Article 16 of the Convention on the Rights of the Child recognises a child’s right to privacy, but how often do we see information and photos relating to a child posted all over the internet? Not even posted by the child themselves, but by their parents, family, friends and other people! I am so thankful that the photos my parents took of me as a child are in photo albums under lock and key, and I’ve even stolen the negatives! They are only shared with people I know and trust and I highly doubt they’ll get into the hands of someone who could misuse them.

These days, however, a child’s date of birth, full name, weight and length are announced online for anyone to see. The photos of them being bathed, complaints about their bowel movements, hideous passport photos and embarrassing outbursts are shared digitally and permanently.
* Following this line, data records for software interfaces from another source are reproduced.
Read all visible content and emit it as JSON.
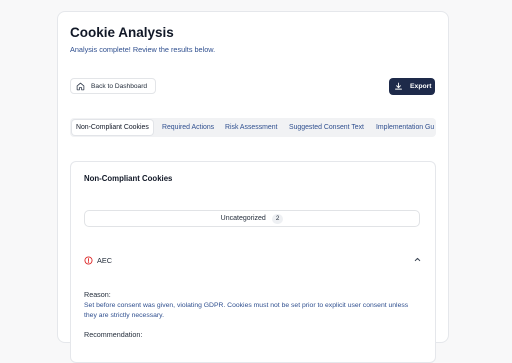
{
  "page": {
    "title": "Cookie Analysis",
    "subtitle": "Analysis complete! Review the results below."
  },
  "toolbar": {
    "back_label": "Back to Dashboard",
    "back_icon": "home-icon",
    "export_label": "Export",
    "export_icon": "download-icon"
  },
  "tabs": [
    {
      "label": "Non-Compliant Cookies",
      "active": true
    },
    {
      "label": "Required Actions",
      "active": false
    },
    {
      "label": "Risk Assessment",
      "active": false
    },
    {
      "label": "Suggested Consent Text",
      "active": false
    },
    {
      "label": "Implementation Gu",
      "active": false
    }
  ],
  "section": {
    "title": "Non-Compliant Cookies",
    "category": {
      "label": "Uncategorized",
      "count": "2"
    },
    "cookie": {
      "name": "AEC",
      "status_icon": "alert-circle-icon",
      "toggle_icon": "chevron-up-icon",
      "reason_label": "Reason:",
      "reason_text": "Set before consent was given, violating GDPR. Cookies must not be set prior to explicit user consent unless they are strictly necessary.",
      "recommendation_label": "Recommendation:"
    }
  },
  "colors": {
    "primary": "#1e2a4a",
    "link_text": "#2f4f8f",
    "alert": "#dc2626"
  }
}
Whether it’s our child, niece or nephew, student, neighbour or friend, before we share something about them, we should consider how it could impact them both now and into the future.

The Find Legal Answers website has more information on children’s rights and on privacy rights.

[Creative commons image courtesy of Pixabay.com]